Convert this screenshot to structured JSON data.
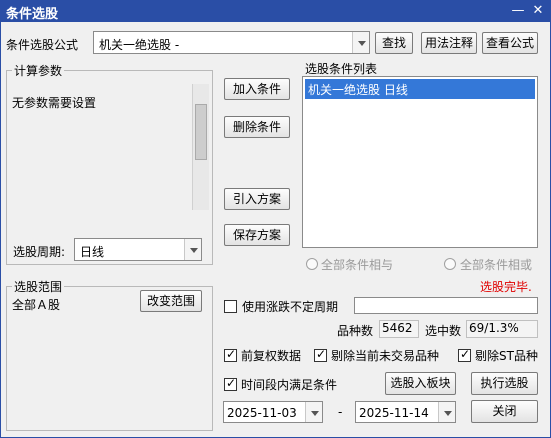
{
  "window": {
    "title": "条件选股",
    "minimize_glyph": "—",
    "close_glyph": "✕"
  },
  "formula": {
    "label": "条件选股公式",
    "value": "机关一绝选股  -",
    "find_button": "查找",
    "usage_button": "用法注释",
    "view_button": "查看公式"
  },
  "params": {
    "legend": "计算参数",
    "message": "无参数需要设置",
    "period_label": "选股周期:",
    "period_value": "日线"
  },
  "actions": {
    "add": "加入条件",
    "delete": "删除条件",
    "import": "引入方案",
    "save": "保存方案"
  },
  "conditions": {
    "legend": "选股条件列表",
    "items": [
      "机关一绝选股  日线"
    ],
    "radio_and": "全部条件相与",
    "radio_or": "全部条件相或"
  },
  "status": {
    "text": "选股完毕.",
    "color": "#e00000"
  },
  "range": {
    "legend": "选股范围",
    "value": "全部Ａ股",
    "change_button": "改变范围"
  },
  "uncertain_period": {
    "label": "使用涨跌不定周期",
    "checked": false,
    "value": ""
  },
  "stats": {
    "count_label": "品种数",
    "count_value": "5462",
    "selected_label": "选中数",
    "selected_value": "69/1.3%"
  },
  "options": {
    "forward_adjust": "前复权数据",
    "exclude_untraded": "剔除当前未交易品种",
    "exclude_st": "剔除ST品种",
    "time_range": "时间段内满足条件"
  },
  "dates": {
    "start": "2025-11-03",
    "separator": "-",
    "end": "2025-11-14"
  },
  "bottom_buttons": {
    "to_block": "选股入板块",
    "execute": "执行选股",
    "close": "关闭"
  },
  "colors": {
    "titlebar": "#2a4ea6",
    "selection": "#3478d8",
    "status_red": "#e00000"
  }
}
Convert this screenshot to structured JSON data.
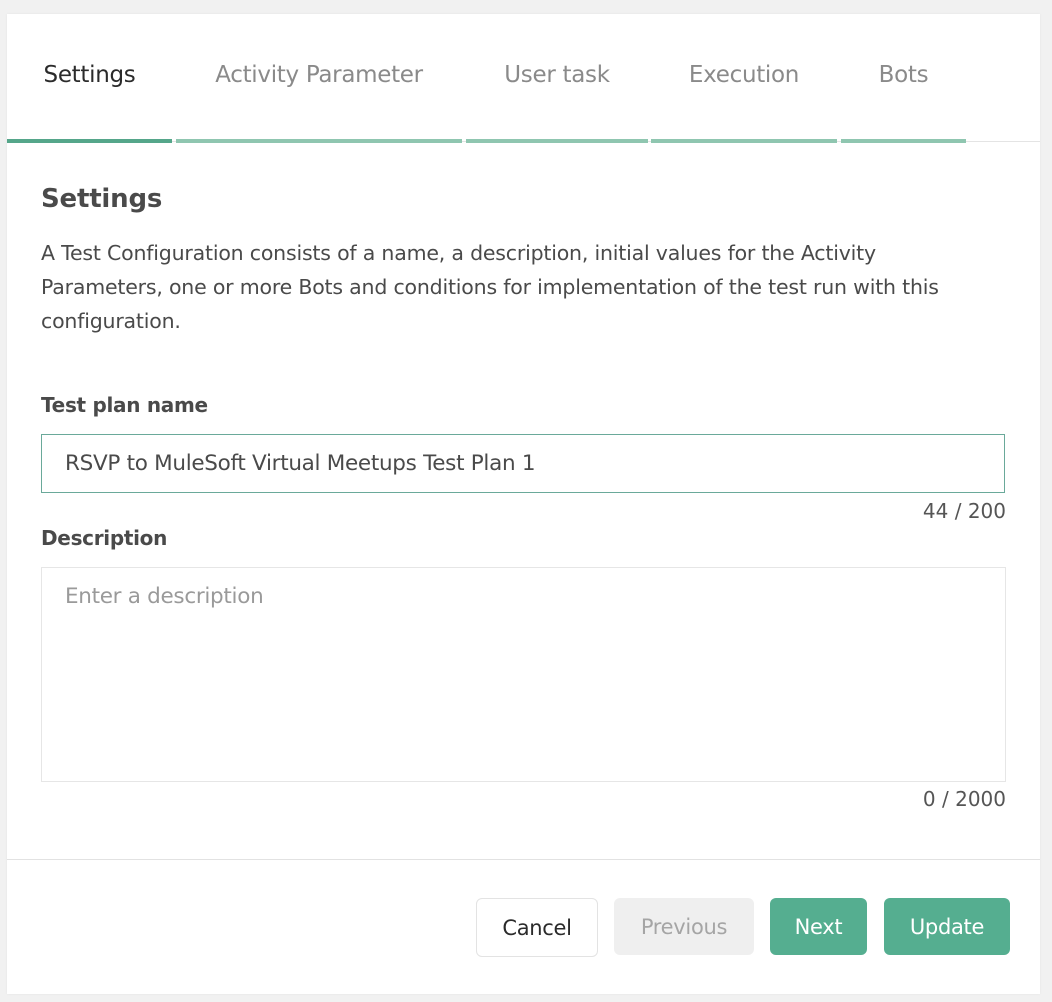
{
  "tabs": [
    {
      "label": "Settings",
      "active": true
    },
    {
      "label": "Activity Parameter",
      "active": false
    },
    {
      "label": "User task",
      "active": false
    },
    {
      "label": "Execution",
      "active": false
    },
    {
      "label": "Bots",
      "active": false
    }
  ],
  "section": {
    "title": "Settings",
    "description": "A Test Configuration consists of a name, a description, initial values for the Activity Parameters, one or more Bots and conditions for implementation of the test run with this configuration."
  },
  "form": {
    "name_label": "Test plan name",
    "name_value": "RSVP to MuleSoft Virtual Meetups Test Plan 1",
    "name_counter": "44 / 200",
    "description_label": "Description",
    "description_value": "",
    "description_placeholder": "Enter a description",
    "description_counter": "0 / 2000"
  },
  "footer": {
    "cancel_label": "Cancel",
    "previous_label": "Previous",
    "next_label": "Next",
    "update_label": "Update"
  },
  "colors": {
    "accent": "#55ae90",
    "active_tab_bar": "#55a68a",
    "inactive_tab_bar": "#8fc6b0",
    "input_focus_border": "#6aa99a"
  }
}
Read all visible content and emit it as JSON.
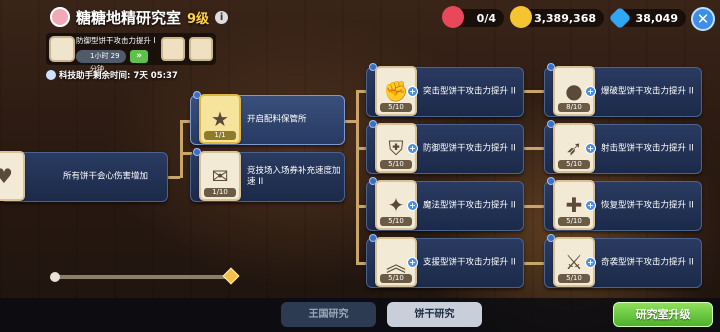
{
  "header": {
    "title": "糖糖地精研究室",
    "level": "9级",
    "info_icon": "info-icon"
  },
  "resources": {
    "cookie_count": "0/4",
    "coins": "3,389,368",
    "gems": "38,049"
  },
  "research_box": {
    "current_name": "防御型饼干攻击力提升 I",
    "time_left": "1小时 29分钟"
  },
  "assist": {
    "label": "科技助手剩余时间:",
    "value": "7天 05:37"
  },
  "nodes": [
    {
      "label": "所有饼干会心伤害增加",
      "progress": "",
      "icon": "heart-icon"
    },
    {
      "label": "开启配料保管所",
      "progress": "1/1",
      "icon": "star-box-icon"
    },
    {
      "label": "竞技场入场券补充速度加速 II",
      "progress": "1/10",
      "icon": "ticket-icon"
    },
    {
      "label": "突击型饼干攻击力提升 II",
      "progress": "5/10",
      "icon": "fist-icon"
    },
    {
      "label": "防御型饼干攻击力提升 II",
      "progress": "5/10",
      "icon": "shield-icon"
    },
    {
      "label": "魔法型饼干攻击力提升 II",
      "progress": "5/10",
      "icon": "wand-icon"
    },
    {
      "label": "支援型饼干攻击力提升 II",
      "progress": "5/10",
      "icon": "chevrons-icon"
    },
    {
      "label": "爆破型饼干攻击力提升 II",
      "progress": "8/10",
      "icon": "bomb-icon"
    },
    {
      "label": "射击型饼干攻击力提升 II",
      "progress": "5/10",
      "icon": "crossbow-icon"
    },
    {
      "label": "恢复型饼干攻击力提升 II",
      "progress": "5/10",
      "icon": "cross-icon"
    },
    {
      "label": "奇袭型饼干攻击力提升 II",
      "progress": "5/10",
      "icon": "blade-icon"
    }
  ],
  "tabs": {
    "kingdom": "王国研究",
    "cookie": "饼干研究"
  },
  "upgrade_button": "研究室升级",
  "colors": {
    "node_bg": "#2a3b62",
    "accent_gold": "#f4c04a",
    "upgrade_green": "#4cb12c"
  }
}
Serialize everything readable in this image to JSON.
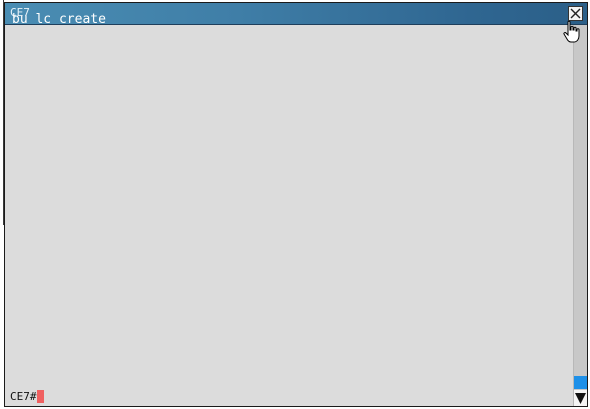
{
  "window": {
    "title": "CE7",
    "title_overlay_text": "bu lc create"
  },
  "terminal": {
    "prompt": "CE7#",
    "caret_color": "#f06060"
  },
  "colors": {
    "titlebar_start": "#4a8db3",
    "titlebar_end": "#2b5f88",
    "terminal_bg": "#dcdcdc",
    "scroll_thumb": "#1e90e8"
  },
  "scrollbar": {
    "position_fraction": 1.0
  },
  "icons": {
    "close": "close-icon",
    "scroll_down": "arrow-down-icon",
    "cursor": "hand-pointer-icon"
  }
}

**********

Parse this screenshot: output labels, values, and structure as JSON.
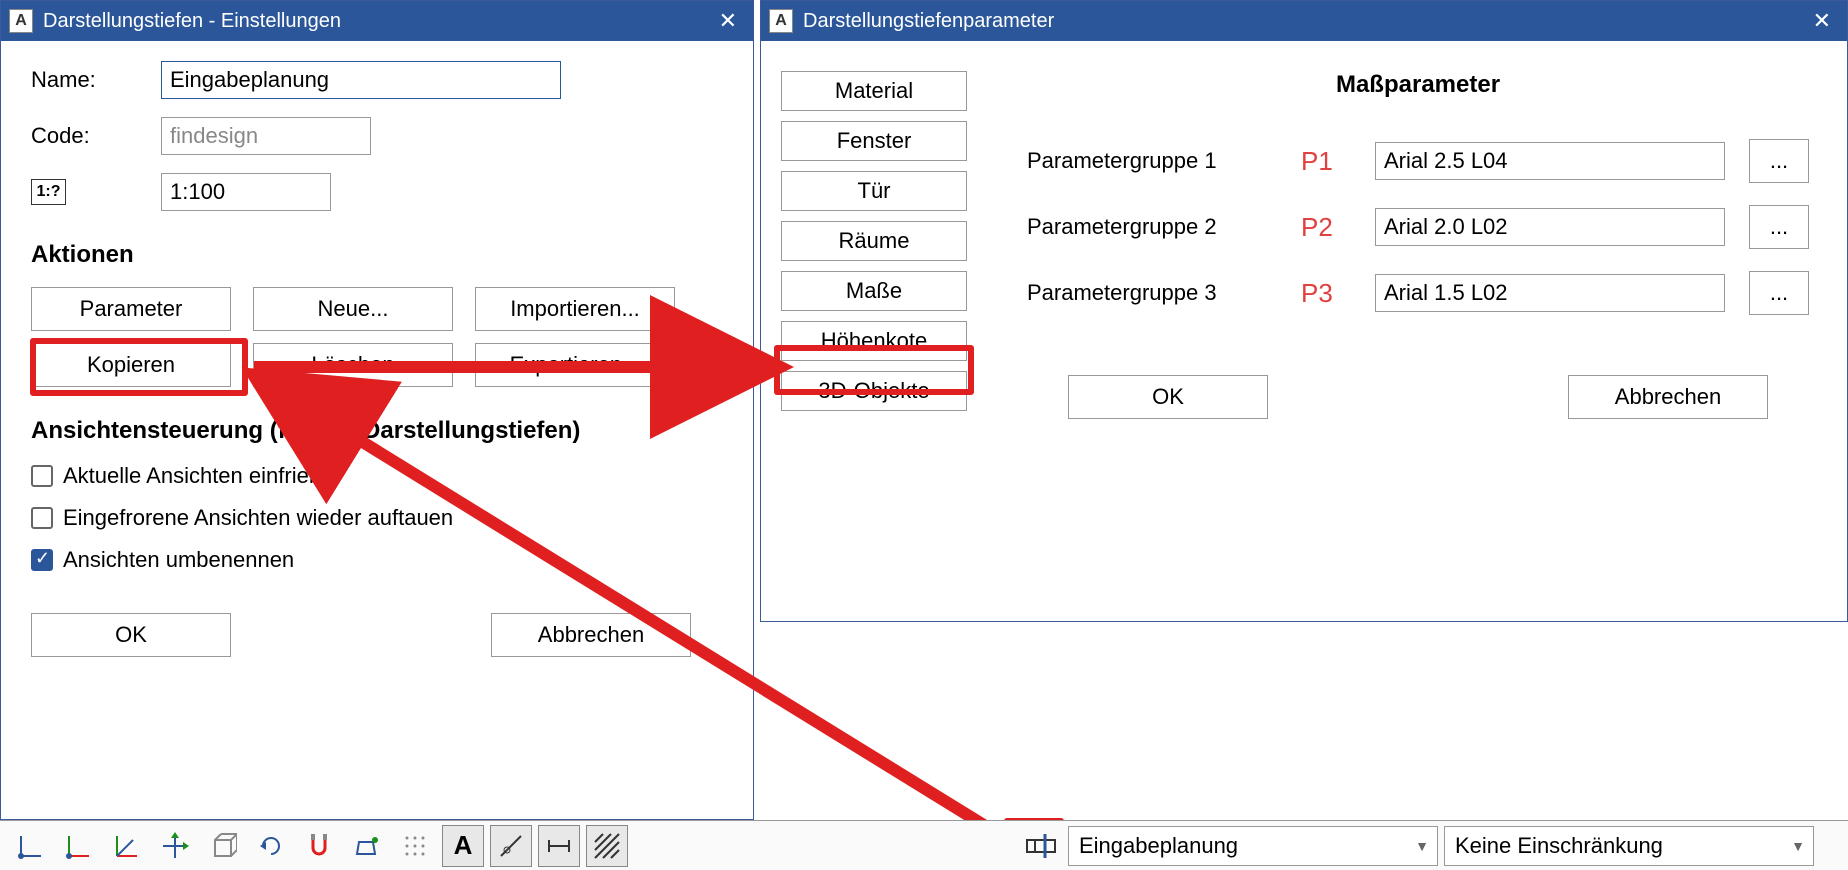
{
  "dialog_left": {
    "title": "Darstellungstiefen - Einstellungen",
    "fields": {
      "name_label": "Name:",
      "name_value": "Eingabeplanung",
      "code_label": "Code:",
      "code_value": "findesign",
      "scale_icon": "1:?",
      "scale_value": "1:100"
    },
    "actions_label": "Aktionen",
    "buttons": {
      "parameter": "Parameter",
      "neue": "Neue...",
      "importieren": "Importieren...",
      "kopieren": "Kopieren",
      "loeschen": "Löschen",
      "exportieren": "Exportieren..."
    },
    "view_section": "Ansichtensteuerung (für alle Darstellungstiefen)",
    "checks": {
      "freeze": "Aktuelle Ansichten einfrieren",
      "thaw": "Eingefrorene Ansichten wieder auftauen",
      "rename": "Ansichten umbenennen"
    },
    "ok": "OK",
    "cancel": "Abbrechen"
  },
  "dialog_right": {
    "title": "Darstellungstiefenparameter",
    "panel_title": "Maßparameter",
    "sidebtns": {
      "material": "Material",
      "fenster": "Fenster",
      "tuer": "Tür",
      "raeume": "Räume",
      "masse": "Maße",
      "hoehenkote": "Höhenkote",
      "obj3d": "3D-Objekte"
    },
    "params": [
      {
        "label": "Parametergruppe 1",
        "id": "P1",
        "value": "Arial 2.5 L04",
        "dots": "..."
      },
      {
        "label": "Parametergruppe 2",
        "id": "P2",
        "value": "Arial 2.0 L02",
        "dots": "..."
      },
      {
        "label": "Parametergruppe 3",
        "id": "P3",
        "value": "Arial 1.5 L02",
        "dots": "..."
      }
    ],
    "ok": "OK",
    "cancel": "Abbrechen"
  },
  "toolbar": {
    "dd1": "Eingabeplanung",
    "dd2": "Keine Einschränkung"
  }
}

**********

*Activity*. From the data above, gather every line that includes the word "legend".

*Result*.
    "legend": "计算参数",
    "legend": "选股条件列表",
    "legend": "选股范围",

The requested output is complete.